Data about app and page elements
▶

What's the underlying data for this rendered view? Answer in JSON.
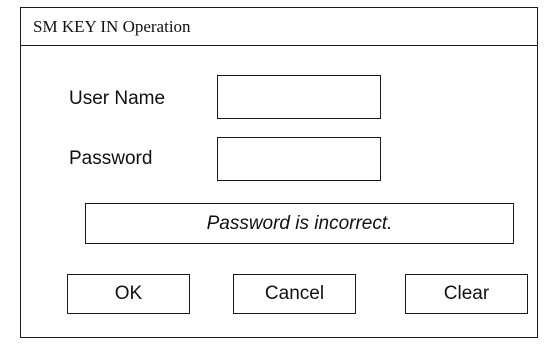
{
  "window": {
    "title": "SM KEY IN Operation"
  },
  "form": {
    "username_label": "User Name",
    "username_value": "",
    "password_label": "Password",
    "password_value": ""
  },
  "message": {
    "text": "Password is incorrect."
  },
  "buttons": {
    "ok_label": "OK",
    "cancel_label": "Cancel",
    "clear_label": "Clear"
  }
}
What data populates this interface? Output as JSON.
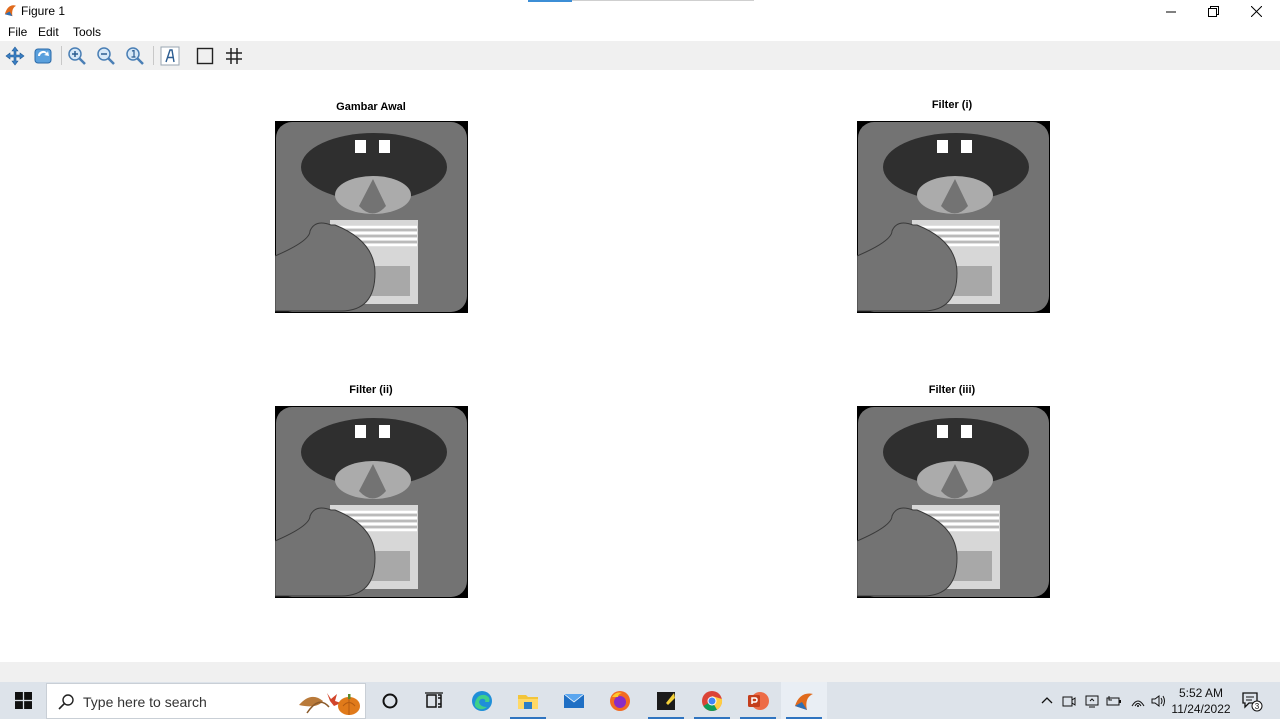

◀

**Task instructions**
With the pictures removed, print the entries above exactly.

**Solved problem**
What's the underlying data for this rendered view? Answer in JSON.
{
  "window": {
    "title": "SM KEY IN Operation"
  },
  "form": {
    "username_label": "User Name",
    "username_value": "",
    "password_label": "Password",
    "password_value": ""
  },
  "message": {
    "text": "Password is incorrect."
  },
  "buttons": {
    "ok_label": "OK",
    "cancel_label": "Cancel",
    "clear_label": "Clear"
  }
}
What data populates this interface? Output as JSON.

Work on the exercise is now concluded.